• **TASK REQUIREMENTS**: The full listing below is to be written out exactly.

━━━━━━━━━━━━━━━━━━━━━━━━━━━━━━

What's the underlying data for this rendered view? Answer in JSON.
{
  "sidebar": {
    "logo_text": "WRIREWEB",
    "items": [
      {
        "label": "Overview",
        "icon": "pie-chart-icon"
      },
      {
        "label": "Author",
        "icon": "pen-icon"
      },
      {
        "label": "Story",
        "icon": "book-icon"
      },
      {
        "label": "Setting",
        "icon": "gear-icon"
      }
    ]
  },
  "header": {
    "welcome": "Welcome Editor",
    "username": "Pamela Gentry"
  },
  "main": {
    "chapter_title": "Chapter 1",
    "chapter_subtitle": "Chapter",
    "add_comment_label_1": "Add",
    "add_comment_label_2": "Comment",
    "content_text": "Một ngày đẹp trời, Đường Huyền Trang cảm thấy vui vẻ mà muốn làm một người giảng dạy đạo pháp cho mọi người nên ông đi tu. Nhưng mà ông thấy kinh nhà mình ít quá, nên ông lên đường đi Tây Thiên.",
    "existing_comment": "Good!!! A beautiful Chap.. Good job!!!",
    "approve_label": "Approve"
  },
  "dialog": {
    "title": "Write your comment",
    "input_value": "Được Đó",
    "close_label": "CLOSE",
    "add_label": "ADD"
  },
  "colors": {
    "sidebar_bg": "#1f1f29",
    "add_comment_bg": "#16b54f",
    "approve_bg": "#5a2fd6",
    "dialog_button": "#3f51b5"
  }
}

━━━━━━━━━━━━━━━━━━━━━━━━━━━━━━

• **SOLUTION FOR THIS EXERCISE**:
What's the underlying data for this rendered view? Answer in JSON.
{
  "sidebar": {
    "logo_text": "WRIREWEB",
    "items": [
      {
        "label": "Overview",
        "icon": "pie-chart-icon"
      },
      {
        "label": "Author",
        "icon": "pen-icon"
      },
      {
        "label": "Story",
        "icon": "book-icon"
      },
      {
        "label": "Setting",
        "icon": "gear-icon"
      }
    ]
  },
  "header": {
    "welcome": "Welcome Editor",
    "username": "Pamela Gentry"
  },
  "main": {
    "chapter_title": "Chapter 1",
    "chapter_subtitle": "Chapter",
    "add_comment_label_1": "Add",
    "add_comment_label_2": "Comment",
    "content_text": "Một ngày đẹp trời, Đường Huyền Trang cảm thấy vui vẻ mà muốn làm một người giảng dạy đạo pháp cho mọi người nên ông đi tu. Nhưng mà ông thấy kinh nhà mình ít quá, nên ông lên đường đi Tây Thiên.",
    "existing_comment": "Good!!! A beautiful Chap.. Good job!!!",
    "approve_label": "Approve"
  },
  "dialog": {
    "title": "Write your comment",
    "input_value": "Được Đó",
    "close_label": "CLOSE",
    "add_label": "ADD"
  },
  "colors": {
    "sidebar_bg": "#1f1f29",
    "add_comment_bg": "#16b54f",
    "approve_bg": "#5a2fd6",
    "dialog_button": "#3f51b5"
  }
}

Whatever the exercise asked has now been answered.